Physical therapy practice has changed since the independent living movement began nearly 30 years ago. While some PTs have traditional views of disability and physical therapy practice, many now have attitudes and practices consistent with independent living philosophy and values. Although this study’s respondents had low rates of understanding and incorporating consumer control, many were open to discussing ways to increase consumer choice and control in developing and implementing a treatment plan.

These interviews are a first step in understanding the perspective and values PTs would bring to a collaboration with CILs. The next step is to understand CILs perspectives on such collaborations. Eventually, researchers could develop training materials to facilitate communication, understanding and coordination between these two fine services delivery networks working to increase the personal capacity and community participation of people with disabilities.


1. DeJong, G. (1979). Independent living: From social movement to analytic paradigm. Archives of Physical Medicine and Rehabilitation, 60:435-446.

2. DeJong, G. (1983). Defining and implementing the independent living concept. In N.M. Crew & I. Zola (Eds.) Independent living for physically disabled people: Developing, implementing, and evaluating self-help rehabilitation programs, 4-27. San Francisco: Jossey-Bass.

3. World Health Organization. (2001). International classification of functioning, disability, and health. Geneva: WHO.

4. Ravesloot C., Seekins T., & White G. (2005). Living Well with a Disability health promotion intervention: Improved health status for consumers and lower costs for policy makers. Rehabilitation Psychology, 50(3):239-245.

5. Seekins, T., & Ravesloot C. (2000). Secondary conditions experienced by adults with injury-related disabilities in Montana. Topics in Spinal Cord Injury Rehabilitation, 6(1):43-53.

6. Seekins T., Clay, J.A., & Ravesloot C. (1994). A descriptive study of secondary conditions reported by a population of adults with physical disabilities served by three independent living centers in a rural state. Journal of Rehabilitation, 60(2):47-51.

7. Rimmer, J.H. & Wang, E. (2005). Aerobic exercise training in stroke survivors. Topics in Stroke Rehabilitation, 12(1):17-30.

8. Stuifbergen, A.K. (1997). Physical activity and perceived health status in persons with multiple sclerosis. Journal of Neuroscience Nursing, 29(4):238-243.

For more information, contact:

Meg Traci, Director  matraci@ruralinstitute.umt.edu
Montana Disability and Health Program
The University of Montana Rural Institute
52 Corbin Hall, Missoula, MT 59812-7056
888-268-2743 toll-free;
406-243-5467 Voice;
406-243-4200 TTY
406-243-2349 (fax)

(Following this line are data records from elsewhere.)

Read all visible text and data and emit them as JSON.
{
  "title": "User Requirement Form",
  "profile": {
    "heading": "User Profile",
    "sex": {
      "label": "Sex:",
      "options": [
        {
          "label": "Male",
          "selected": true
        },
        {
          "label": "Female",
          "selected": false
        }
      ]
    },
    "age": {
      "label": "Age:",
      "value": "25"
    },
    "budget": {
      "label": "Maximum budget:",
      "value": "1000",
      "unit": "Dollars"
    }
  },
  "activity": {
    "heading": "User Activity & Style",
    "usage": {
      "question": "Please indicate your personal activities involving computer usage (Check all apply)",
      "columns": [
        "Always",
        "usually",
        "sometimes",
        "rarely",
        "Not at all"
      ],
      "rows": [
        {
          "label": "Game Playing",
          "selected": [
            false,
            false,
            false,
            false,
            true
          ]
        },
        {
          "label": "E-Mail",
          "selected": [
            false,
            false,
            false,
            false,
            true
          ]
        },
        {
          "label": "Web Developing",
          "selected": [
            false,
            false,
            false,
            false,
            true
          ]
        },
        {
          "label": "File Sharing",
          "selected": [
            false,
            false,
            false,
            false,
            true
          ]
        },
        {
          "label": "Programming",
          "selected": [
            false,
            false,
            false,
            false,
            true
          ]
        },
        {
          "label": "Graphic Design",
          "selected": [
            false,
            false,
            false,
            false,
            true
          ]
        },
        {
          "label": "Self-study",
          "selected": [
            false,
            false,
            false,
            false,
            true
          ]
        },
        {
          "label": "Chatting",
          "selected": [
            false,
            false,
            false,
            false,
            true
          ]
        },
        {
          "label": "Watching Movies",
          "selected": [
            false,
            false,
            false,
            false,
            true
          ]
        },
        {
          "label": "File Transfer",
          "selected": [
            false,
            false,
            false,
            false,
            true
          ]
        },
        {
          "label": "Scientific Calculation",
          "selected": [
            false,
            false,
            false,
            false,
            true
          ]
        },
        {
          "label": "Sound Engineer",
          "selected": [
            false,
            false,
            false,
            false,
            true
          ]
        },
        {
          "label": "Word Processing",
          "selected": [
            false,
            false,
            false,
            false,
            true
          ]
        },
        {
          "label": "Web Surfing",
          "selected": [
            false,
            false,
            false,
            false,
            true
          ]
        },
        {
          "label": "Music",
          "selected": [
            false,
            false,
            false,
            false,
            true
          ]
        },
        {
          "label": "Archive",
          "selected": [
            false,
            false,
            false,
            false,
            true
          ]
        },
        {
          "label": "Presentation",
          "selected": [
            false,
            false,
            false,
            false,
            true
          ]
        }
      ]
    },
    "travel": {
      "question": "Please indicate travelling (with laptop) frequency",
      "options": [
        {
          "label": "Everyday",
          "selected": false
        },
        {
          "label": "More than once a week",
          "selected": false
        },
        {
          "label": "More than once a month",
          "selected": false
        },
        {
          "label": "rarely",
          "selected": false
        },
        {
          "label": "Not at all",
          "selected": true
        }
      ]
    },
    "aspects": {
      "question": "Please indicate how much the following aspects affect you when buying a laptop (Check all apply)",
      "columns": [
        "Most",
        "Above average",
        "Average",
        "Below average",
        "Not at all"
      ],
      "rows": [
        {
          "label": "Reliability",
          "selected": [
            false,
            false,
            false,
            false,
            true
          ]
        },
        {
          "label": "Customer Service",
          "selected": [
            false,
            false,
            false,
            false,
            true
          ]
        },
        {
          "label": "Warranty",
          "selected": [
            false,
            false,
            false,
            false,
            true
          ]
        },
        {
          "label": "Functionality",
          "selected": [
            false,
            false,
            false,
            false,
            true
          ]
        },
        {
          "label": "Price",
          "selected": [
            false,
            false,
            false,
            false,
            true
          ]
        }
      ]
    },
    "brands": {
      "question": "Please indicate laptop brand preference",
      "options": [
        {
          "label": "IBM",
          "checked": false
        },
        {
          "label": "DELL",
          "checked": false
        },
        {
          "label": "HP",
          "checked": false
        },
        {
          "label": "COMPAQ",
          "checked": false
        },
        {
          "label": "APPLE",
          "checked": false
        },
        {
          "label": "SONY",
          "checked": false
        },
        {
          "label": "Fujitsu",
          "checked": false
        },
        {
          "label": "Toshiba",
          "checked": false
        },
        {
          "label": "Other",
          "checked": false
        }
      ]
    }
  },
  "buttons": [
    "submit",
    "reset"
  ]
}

Opinions expressed are those of the authors, and not necessarily those of the funding agencies.
This report is available in Braille, large print and text formats on request.